Text: Bush on Campaign Ads
"He was the most aggressive officer in charge of Swift boats," Baker said. "With no disrespect to anyone out there, the whole Swift boat operation took courage and guts every time you stepped on those boats. But John Kerry was one step above the rest of us."
The conference call was part of a Kerry offensive aimed at regaining control of an issue that has been the centerpiece of his presidential bid -- his Vietnam service. The campaign has been roiled by an ad that questions Kerry's valor and accuses him of misrepresenting the facts that led to some of his commendations.
President Bush yesterday repeated his condemnation of unregulated money that he said was "pouring" into the political process. But he stopped short of denouncing the ad by Swift Boat Veterans for Truth, which is being aired in three battleground states and is funded largely by Republicans.
Bush praised Kerry's military service in Vietnam. "I think Senator Kerry served admirably, and he ought to be proud of his record," he said.
But, pressed several times by reporters at his ranch in Crawford, Tex., about whether he would specifically condemn the ad, Bush would only say: "That means that ad and every other ad. I'm denouncing all the stuff."
In Oshkosh, Wis., Kerry's running mate, John Edwards, blasted Bush for not being more critical of the ad and the claims by the group. "Today, George Bush faced his moment of truth and he failed," said Edwards, who has repeatedly called on the president to denounce the veterans group's ad. "He failed to condemn the specific attacks on John Kerry's military record. We didn't need to hear a politician's answer, but unfortunately that's what we got."
Adm. Roy Hoffmann, a founder of the anti-Kerry group, issued a statement in response to Bush's comment: "It would make no difference if John Kerry were a Republican, Democrat or an Independent, Swift Boat Veterans would still be speaking the truth concerning John Kerry's military service record in Vietnam, his actions after returning home and his lack of qualifications to be the next Commander in Chief."
While getting off to a slow start in responding to the ad, Kerry's campaign is frantically trying to mobilize veterans to speak out.

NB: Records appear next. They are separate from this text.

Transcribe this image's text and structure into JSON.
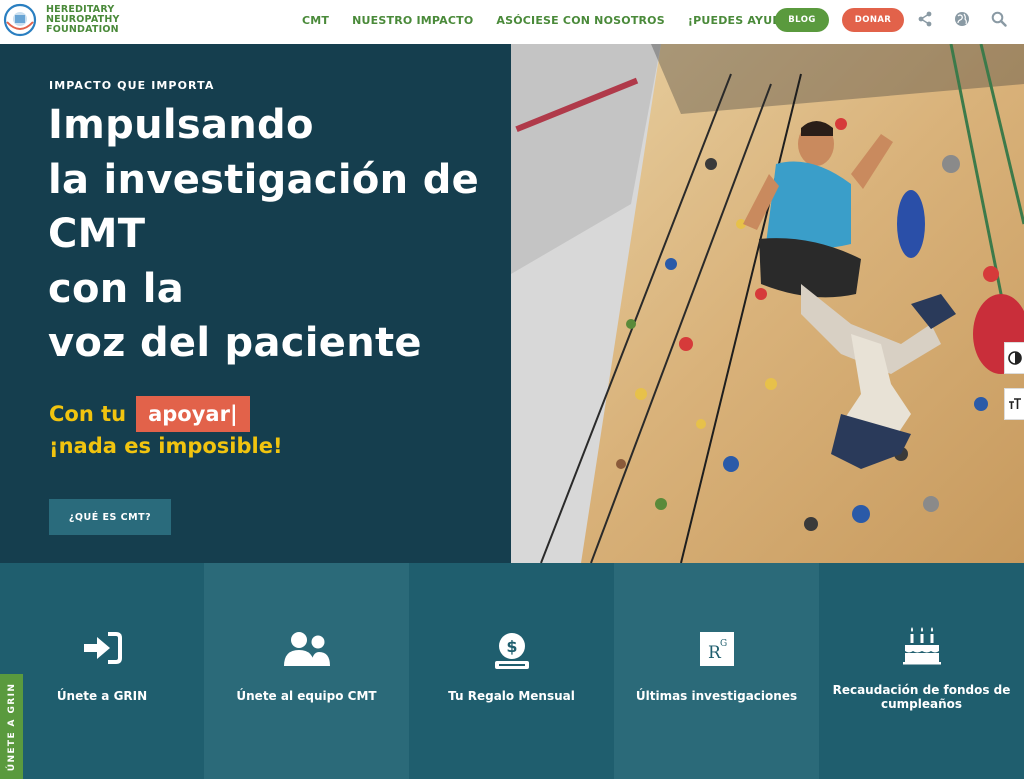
{
  "brand": {
    "line1": "HEREDITARY",
    "line2": "NEUROPATHY",
    "line3": "FOUNDATION",
    "color": "#4a8a3a"
  },
  "nav": {
    "items": [
      {
        "label": "CMT"
      },
      {
        "label": "NUESTRO IMPACTO"
      },
      {
        "label": "ASÓCIESE CON NOSOTROS"
      },
      {
        "label": "¡PUEDES AYUDAR!"
      }
    ],
    "blog_label": "BLOG",
    "donate_label": "DONAR",
    "icons": [
      "share-icon",
      "globe-icon",
      "search-icon"
    ]
  },
  "hero": {
    "eyebrow": "IMPACTO QUE IMPORTA",
    "headline": [
      "Impulsando",
      "la investigación de",
      "CMT",
      "con la",
      "voz del paciente"
    ],
    "tagline_prefix": "Con tu",
    "tagline_typed": "apoyar|",
    "tagline_suffix": "¡nada es imposible!",
    "cta_label": "¿QUÉ ES CMT?",
    "image": "rock-climbing-wall-photo"
  },
  "tools": [
    "contrast-icon",
    "text-size-icon"
  ],
  "tiles": [
    {
      "label": "Únete a GRIN",
      "icon": "sign-in-icon",
      "color": "#1f5e6e"
    },
    {
      "label": "Únete al equipo CMT",
      "icon": "users-icon",
      "color": "#2b6a79"
    },
    {
      "label": "Tu Regalo Mensual",
      "icon": "donation-icon",
      "color": "#1f5e6e"
    },
    {
      "label": "Últimas investigaciones",
      "icon": "research-gate-icon",
      "color": "#2b6a79"
    },
    {
      "label": "Recaudación de fondos de cumpleaños",
      "icon": "birthday-cake-icon",
      "color": "#1f5e6e"
    }
  ],
  "side_tab": {
    "label": "ÚNETE A GRIN"
  },
  "colors": {
    "hero_bg": "#153e4e",
    "accent_orange": "#e2624a",
    "accent_yellow": "#f1c40f",
    "green": "#5a9a3e"
  }
}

Former senator Max Cleland (D-Ga.), who lost three limbs in Vietnam, spent the weekend in Wisconsin denouncing the Swift boat ads and attacks, and Kerry's crewmates have been fanning out across the country to defend him.
In Pennsylvania, crewmate Del Sandusky said at a news conference that he witnessed the combat missions for which Kerry received Silver and Bronze stars and two of his three Purple Hearts. "He deserved every one of his medals," Sandusky said.
William L. Sweidel, a decorated Korean War veteran who appeared with Sandusky, said later that he voted for both Bushes for president but will support Kerry because of these attacks. "I called the campaign to express outrage. I was disappointed. I was diminished," Sweidel said. "Nobody was talking about how it was hurting all veterans to have them criticize Kerry's medals. The whole system is now suspect based on what these people are saying. It's pernicious."
Phil Butler, who spent eight years as a prisoner of war in Vietnam, took issue with suggestions by Swift Boat Veterans for Truth that Kerry's antiwar protests caused the POWs to be treated badly. "I lived with two of the POWs who are now in that group -- Mr. [Ken] Courdier and Mr. [Paul] Gallanti -- and I am telling you, they are full of it. We never heard a blooming thing about John Kerry while we were there," said Butler, who contacted the campaign months ago to support Kerry and only recently heard back from Kerry's veterans coordinator, John Hurley.
Butler said that while he was tortured and mistreated until 1969, by the time Kerry was protesting the war and speaking before the Senate Armed Services Committee in 1971, the POWs were better treated.